The Beginning

The first step in this process is a consultation with a professional therapist. The patient will be asked about flexibility and strength before the accident, the current level of pain or discomfort, and overall health. This, along with medical records, x-rays, and notes from the doctor will determine the ideal treatment plan. The therapist will also have a look at the area and have the patient demonstrate the current level of movement.

The goal in the early stages of therapy, depending on the extent of the injury, is to alleviate the trauma to the area. That may mean moist heat to the injury, ultrasound, light massage, water therapy, or electric stimulation. Gentle movement, some stretching, and adding weight to the area as tolerated are also ways to reduce trauma, swelling, and stiffness to the body part most effected by the accident.

The Next Stage

Exercises are a major component of any therapy. Some will be completed on equipment at the location. Others will need to be done at home on a consistent basic. physical therapist can be challenging after an injury, especially is discomfort persists. Keep in mind that exercises may be uncomfortable but should never cause pain when done correctly.

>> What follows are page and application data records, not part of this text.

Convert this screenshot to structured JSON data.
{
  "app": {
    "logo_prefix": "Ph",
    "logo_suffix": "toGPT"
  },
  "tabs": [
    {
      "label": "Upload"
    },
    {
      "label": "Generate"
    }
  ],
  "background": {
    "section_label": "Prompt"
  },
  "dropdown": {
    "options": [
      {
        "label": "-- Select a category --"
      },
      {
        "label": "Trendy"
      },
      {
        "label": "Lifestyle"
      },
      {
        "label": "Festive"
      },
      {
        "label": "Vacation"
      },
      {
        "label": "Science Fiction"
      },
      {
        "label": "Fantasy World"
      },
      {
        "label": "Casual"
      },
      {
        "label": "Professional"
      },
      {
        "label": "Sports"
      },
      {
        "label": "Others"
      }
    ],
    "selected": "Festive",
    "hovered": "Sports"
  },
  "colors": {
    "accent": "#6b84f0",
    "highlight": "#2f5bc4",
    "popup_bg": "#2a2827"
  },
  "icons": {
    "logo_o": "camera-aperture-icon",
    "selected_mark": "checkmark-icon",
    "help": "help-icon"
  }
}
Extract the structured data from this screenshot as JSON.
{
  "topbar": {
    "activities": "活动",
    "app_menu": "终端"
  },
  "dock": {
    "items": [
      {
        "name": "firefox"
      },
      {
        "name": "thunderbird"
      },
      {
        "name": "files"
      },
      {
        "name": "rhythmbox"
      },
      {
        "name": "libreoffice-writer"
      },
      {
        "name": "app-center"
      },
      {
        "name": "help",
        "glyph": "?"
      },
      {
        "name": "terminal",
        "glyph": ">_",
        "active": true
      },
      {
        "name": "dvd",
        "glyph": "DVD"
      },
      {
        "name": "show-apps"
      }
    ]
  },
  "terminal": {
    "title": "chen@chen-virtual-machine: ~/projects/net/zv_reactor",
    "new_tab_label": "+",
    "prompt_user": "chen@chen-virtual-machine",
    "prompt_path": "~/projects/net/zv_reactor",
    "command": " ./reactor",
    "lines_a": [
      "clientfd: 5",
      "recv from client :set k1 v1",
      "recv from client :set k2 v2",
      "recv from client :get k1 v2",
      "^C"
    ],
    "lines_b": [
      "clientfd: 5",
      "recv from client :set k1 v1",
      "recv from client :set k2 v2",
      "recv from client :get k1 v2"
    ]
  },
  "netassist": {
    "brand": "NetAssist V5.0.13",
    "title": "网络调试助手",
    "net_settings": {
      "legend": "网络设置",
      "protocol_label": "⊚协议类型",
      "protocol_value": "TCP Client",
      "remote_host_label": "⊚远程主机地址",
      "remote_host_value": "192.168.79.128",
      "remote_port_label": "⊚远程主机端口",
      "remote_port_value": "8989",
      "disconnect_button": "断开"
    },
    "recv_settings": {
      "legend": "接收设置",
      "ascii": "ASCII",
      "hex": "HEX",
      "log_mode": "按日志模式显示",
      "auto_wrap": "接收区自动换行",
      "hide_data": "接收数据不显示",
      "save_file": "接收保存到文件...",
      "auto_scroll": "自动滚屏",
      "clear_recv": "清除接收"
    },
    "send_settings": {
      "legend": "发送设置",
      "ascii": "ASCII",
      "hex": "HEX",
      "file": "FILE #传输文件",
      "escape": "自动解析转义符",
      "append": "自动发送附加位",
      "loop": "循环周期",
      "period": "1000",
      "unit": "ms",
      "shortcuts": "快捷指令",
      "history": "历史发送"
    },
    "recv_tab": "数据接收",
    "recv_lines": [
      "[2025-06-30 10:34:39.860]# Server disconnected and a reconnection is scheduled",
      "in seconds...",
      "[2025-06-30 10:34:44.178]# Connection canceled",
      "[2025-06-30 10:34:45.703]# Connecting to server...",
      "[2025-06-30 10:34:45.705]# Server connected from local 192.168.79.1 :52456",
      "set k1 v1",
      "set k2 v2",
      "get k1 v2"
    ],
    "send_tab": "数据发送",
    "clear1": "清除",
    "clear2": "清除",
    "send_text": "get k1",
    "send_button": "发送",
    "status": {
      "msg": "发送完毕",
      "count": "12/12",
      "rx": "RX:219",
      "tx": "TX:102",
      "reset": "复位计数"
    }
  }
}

Being an active participant in your own recovery is crucial. Lack of anticipated progress due to failure to comply can result in the need for manual manipulation. action physical therapy is not a means of punishment although it may feel like it. The therapist physically moves the injured area to loosen it up.

Manual Manipulation

A knee that is still stiff after a certain point of time will need to be bent by the therapist. advanced physical therapy is slow yet firm pressure designed to prevent scar tissue from rendering the joint frozen in place. It also moves the progress forward so exercising is more effective. This is usually required after the area has been in a brace or cast and immobile for an extended length of time.

The End Result

The result of therapy is strength, flexibility, and techniques to avoid future injury. Therapy is also beneficial because patients leave well-versed in proper body mechanics to improve stance, core movements, and balance.